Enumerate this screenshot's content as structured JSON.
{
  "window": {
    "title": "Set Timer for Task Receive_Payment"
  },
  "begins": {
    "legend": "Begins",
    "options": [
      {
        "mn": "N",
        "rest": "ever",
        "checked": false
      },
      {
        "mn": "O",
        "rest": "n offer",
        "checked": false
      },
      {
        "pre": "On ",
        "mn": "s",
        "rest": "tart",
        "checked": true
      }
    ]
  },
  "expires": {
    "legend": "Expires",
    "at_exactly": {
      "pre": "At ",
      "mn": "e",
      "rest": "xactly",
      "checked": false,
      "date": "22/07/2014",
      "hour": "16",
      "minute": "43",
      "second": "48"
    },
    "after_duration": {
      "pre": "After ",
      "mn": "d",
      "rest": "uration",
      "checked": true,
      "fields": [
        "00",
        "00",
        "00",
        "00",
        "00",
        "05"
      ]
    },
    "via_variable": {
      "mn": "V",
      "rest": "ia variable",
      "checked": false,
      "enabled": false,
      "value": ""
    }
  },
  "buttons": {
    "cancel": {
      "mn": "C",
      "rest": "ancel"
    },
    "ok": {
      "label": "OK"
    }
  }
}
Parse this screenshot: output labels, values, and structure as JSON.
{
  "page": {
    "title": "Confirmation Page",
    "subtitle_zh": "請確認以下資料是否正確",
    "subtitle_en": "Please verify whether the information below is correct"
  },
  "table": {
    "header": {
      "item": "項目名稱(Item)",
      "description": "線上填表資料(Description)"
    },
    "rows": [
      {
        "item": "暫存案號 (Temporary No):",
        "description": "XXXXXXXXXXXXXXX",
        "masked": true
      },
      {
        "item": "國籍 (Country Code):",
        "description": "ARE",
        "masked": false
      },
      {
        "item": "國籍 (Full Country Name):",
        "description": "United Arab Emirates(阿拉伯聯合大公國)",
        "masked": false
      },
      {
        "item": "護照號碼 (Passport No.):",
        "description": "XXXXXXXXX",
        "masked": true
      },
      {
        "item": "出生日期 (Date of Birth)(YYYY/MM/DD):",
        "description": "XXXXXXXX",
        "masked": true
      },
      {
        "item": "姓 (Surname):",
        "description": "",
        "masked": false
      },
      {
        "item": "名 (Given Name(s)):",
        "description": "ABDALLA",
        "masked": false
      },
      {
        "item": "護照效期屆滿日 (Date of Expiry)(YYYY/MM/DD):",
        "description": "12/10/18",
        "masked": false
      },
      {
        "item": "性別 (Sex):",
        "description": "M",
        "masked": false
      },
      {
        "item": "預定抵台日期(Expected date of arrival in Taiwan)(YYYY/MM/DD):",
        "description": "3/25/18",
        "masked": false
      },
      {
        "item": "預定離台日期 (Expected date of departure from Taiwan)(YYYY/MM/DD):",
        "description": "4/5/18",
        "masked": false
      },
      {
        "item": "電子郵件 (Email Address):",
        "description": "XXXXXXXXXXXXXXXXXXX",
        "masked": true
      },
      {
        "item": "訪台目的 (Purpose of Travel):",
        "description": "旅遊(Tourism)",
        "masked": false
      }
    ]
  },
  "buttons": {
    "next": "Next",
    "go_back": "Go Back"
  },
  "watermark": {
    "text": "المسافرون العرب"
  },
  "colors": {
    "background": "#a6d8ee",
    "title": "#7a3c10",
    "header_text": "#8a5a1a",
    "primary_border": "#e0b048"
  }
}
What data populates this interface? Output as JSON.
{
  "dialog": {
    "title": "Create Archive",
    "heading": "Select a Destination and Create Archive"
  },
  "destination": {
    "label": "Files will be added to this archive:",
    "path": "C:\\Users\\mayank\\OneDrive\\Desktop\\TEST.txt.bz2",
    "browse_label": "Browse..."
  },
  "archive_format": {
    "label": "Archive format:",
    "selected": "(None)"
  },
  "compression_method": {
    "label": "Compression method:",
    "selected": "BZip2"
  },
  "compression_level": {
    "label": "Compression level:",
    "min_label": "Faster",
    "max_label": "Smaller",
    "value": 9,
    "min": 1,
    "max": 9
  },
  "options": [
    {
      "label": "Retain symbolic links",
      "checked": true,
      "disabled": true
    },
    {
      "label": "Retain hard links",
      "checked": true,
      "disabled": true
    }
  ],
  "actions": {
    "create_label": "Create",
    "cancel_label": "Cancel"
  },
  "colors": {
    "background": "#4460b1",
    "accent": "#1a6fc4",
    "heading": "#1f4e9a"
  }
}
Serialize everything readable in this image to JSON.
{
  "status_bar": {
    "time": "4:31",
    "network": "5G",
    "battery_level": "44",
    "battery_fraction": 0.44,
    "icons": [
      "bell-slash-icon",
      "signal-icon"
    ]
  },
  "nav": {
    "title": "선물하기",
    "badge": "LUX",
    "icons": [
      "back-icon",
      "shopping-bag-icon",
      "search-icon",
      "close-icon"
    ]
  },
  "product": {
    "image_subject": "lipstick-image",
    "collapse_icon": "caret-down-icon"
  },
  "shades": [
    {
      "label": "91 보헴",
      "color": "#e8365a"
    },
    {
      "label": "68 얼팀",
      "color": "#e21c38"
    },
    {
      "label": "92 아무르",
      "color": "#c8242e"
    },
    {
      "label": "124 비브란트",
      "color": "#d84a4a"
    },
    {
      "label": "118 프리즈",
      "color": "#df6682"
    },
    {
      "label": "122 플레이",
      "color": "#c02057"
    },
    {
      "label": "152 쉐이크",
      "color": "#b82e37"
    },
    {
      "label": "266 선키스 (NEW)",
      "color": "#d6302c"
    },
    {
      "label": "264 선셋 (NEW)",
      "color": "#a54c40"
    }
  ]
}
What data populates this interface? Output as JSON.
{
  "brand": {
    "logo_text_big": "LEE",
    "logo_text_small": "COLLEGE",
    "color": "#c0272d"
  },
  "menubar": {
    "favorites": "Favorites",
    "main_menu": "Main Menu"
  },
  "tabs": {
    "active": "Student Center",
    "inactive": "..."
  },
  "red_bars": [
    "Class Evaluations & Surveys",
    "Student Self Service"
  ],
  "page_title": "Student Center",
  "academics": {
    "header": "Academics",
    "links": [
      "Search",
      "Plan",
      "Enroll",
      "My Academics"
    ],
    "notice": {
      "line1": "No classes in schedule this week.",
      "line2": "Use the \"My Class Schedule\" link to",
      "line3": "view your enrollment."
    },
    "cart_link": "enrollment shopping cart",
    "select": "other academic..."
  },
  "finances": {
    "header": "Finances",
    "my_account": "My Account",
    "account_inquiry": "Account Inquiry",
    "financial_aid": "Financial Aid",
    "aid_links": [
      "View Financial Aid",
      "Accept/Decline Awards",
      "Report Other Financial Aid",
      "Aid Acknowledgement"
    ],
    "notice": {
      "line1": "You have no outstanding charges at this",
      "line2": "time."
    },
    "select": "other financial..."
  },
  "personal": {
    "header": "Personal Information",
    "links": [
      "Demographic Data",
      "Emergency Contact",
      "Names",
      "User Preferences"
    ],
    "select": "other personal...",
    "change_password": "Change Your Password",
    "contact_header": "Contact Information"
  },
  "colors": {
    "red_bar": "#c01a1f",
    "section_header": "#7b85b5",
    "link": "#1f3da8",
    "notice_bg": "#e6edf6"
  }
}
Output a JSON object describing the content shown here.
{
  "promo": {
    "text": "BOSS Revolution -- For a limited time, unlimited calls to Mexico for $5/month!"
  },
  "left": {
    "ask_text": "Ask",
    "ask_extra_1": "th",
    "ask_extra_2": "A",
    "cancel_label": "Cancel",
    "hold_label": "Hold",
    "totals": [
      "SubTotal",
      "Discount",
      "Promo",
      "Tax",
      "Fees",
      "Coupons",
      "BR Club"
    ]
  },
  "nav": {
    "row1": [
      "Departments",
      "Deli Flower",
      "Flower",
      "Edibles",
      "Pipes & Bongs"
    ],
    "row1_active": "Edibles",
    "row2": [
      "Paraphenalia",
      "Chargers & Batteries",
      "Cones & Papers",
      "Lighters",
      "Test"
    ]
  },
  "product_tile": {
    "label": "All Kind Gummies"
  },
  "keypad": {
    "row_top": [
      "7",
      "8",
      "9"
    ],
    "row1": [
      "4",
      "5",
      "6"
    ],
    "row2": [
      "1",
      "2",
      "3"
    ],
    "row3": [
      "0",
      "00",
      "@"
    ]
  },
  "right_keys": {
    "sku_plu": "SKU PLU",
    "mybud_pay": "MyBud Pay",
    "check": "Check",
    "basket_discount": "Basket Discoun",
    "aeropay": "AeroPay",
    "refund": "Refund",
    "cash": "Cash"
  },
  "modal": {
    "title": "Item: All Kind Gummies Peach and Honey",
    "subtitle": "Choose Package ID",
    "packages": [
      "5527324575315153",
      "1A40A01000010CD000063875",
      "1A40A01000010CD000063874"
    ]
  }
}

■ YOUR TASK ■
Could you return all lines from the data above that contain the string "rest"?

■ EXERCISE ANSWER ■
        "rest": "ever",
        "rest": "n offer",
        "rest": "tart",
      "rest": "xactly",
      "rest": "uration",
      "rest": "ia variable",
      "rest": "ancel"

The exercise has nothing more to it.